4thly, The phenomena of dreaming are at variance with the supposition of the mind manifesting all its faculties by means of a single organ, while they are quite consistent with, and explicable by, that of a plurality of organs. In dreaming, the mind experiences numerous vivid emotions, such as those of fear, joy, affection, arising, succeeding one another, and departing without control from the intellectual powers;-or, it is filled with a thousand varied conceptions, sometimes connected and rational, but more frequently disjointed and absurd, and all differing widely from the waking operations of the mind, in wanting harmony, consistency, and sense. These phenomena harmonize remarkably with the notion of a variety of faculties and organs, some of which, being active, would communicate these ideas and feelings which constitute a dream, while others remaining asleep would, by their inactivity, permit that disordered action which characterizes the pictures formed by the fancy during sleep.
Were the organ of mind single, it is clear that all the faculties should be asleep or awake to the same extent at the same time; or, in other words, that no such thing as dreaming could take place.
5thly, The admitted phenomena of Partial Idiocy and Partial Insanity, are so plainly and strongly in contradiction with the notion of a single organ of mind, that PINEL himself, no friend to Phrenology, asks if their phenomena can be reconciled to such a conception.
Partial Idiocy is that state in which an individual manifests one or several powers of the mind with an ordinary degree of energy, while he is deprived to a greater or less extent of the power of manifesting all the others. PINEL, Haslam, Rush, ESQUIROL, and, in short, every writer on insanity, speaks of the partial development of certain mental powers in idiots; and RUSH in particular not only alludes to the powers of intellect, but also to the partial pos

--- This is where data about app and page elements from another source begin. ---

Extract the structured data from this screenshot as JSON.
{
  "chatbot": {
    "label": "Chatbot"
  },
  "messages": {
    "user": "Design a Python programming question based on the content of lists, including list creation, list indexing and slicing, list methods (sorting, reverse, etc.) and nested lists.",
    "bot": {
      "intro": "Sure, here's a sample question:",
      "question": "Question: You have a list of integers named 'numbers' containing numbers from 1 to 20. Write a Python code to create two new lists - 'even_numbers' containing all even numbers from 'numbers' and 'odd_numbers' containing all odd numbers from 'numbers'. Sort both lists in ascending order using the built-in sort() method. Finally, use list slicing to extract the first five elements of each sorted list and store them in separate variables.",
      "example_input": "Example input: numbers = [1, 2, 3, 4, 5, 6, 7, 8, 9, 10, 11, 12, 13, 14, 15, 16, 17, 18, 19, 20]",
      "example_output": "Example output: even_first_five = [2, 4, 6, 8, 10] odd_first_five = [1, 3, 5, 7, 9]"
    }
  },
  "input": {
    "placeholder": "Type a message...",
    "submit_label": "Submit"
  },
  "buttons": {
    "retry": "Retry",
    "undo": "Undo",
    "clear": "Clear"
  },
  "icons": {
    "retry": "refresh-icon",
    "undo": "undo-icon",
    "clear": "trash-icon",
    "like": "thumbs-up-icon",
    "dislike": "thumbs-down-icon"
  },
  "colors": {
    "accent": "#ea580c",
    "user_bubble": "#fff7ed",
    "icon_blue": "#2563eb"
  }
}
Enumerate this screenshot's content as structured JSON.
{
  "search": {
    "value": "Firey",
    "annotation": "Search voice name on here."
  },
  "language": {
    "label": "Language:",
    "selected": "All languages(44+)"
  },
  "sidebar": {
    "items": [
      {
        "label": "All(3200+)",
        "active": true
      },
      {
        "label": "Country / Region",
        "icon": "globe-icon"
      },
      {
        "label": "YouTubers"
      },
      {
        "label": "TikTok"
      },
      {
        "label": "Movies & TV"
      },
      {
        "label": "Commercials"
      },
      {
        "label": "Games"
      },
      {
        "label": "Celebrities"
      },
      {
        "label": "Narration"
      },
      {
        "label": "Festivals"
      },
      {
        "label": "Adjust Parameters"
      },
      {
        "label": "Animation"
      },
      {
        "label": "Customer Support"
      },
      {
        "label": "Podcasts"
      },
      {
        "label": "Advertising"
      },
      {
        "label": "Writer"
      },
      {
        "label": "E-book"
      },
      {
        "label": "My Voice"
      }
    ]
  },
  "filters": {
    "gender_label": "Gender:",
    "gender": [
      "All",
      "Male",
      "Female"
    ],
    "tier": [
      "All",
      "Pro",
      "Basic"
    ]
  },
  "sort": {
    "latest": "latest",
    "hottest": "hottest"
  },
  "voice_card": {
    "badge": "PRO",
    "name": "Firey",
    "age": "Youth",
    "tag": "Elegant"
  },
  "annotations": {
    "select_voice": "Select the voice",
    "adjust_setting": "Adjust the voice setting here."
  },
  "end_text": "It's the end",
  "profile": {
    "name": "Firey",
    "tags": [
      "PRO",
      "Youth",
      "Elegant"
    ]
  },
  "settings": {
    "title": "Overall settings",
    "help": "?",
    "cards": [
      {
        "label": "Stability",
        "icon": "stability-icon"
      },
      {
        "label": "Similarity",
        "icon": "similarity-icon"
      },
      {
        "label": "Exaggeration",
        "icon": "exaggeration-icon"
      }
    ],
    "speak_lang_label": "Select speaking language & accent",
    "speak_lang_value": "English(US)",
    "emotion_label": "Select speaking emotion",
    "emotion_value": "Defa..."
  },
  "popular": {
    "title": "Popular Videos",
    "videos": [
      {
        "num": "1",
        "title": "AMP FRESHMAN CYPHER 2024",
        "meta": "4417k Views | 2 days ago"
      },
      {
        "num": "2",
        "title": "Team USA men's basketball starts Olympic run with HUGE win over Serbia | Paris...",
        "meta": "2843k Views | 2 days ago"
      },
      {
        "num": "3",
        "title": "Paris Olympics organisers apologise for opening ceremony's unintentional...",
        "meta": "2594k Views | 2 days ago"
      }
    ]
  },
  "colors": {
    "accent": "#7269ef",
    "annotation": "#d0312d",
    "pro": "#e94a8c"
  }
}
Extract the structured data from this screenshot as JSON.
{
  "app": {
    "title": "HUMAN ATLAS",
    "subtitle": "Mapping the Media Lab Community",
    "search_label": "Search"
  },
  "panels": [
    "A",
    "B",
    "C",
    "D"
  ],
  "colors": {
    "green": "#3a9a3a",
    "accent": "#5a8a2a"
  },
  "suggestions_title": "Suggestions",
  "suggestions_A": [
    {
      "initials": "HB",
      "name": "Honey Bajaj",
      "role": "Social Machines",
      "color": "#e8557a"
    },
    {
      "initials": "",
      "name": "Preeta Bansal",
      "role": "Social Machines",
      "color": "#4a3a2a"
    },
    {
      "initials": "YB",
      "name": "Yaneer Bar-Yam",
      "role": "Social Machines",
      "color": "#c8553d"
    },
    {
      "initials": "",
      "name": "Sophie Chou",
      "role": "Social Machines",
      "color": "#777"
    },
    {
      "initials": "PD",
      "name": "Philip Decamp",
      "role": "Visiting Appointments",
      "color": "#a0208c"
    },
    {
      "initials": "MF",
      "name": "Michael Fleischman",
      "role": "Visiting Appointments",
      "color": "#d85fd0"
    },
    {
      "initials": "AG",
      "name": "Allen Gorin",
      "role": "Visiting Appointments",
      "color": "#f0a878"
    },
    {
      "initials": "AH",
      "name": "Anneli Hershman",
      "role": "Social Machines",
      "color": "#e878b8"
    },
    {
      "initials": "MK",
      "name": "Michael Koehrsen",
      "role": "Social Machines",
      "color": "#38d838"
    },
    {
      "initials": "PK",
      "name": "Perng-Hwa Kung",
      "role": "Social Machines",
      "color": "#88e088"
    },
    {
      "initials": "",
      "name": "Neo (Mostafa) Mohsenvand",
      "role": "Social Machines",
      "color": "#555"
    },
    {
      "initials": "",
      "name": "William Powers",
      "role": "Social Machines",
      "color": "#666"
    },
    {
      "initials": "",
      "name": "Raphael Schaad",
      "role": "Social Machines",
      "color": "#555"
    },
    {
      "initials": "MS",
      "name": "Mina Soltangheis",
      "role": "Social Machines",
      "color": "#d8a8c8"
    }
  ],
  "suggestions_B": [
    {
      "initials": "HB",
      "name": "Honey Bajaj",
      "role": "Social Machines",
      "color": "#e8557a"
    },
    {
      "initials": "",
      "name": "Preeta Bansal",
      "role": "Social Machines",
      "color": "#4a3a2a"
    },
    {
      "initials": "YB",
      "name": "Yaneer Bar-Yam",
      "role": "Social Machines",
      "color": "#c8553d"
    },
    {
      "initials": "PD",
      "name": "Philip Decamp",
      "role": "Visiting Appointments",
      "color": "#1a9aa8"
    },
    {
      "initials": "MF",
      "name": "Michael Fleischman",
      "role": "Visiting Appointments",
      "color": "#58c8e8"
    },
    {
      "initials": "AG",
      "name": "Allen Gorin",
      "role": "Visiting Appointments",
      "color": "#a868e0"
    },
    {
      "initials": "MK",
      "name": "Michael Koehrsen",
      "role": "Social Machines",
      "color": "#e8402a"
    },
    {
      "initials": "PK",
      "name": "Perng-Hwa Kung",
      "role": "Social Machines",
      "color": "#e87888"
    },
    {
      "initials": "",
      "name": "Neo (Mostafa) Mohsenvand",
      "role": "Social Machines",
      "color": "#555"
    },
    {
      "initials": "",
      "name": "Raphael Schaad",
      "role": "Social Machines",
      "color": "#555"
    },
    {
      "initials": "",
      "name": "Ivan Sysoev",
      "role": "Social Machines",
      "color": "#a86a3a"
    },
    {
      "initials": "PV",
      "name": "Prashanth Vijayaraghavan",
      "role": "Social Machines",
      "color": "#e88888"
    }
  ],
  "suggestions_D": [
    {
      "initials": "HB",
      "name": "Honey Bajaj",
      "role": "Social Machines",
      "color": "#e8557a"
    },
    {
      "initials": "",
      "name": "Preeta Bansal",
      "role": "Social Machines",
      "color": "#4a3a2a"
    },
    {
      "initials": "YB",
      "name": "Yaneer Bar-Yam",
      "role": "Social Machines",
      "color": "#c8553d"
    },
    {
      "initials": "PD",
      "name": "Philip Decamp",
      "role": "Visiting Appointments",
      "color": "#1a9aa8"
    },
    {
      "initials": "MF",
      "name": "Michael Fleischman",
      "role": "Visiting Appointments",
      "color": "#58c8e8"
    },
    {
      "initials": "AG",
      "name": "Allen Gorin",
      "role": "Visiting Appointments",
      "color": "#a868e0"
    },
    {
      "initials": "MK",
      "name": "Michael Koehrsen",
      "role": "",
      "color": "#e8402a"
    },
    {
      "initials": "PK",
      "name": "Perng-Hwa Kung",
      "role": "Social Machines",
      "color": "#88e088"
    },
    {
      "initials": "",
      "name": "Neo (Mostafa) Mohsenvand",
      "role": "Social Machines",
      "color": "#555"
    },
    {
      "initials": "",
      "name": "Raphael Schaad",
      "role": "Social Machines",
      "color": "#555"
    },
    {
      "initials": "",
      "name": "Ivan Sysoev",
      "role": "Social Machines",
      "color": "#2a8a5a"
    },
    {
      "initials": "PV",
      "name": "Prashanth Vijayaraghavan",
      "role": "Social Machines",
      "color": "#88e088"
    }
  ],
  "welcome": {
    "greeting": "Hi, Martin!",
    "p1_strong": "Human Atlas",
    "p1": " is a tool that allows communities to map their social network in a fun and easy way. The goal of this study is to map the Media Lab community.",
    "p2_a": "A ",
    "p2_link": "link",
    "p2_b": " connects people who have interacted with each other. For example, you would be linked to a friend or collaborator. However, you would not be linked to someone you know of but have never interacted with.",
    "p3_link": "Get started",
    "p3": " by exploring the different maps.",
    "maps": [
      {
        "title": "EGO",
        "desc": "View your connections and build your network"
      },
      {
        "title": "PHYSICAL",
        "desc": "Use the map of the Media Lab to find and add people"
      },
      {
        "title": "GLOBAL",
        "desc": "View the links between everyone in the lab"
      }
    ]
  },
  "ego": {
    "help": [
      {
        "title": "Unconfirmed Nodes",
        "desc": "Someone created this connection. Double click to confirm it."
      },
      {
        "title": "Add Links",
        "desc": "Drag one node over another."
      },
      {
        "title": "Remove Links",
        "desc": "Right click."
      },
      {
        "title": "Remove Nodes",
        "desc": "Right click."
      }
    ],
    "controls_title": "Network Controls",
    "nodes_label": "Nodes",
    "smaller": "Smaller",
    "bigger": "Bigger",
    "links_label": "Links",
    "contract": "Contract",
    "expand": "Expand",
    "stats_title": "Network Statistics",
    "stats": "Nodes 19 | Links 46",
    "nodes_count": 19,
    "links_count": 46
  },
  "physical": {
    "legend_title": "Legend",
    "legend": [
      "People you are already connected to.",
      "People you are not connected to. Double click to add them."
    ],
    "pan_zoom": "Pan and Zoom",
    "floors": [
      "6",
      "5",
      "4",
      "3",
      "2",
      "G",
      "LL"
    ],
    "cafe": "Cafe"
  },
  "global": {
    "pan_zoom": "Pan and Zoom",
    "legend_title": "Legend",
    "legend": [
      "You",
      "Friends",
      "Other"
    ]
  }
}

session of the moral faculties. Some, idiots, he observes, are as remarkable for correct moral feelings as some great geniuses are for the reverse. In his Traité du Goitre et de la Crétinisme, FODERE' thus speaks, p. 133:-" It is remarked, that, by an inexplicable singularity, some of these individuals (cretins), endowed with so weak minds, are born with a particular talent for copying paintings, for rhyming, or for music. I have known several who taught themselves to play passably on the organ and harpsichord; others who understood, without ever having had a master, the repairing of watches, and the construction of some pieces of mechanism." He adds, that these powers could not be attributed to the intellect, "for these individuals not only could not read books which treated of the principles of mechanics, but ils etaient deroutés lorsqu'on en parlait et ne se perfectionnaient jamais." It must be observed also, that these unfortunate individuals differ very much in the kind as well as quantity of mental power possessed. For example, an instance is given by PINEL of an idiot girl who manifested a most wonderful propensity to imitate whatever she heard or saw, but who displayed no other intellectual faculty in a perceptible degree, and never attached an idea to the sound she uttered. Dr RUSH particularizes one man who was remarkable for his religious feelings, although exceedingly deficient in intellectual power, and other moral sentiments; and, among the cretins, many are to be found who scarcely manifest any other faculty of the mind except that of Amativeness. One is all kindness and good nature, another quarrelsome and mischievous. One has a lively perception of harmony in music, while another has none.
It ought also to be observed, that the characteristic features of each particular case are strictly permanent. The idiot, who to-day manifests the faculty of Tune, the feeling of Benevolence, of Veneration, or of Self-esteem, will not to-morrow, nor in a year, change the nature of his predominant manifestations. Were the deficiency of the single organ the cause of idiocy, these phenomena ought not to ap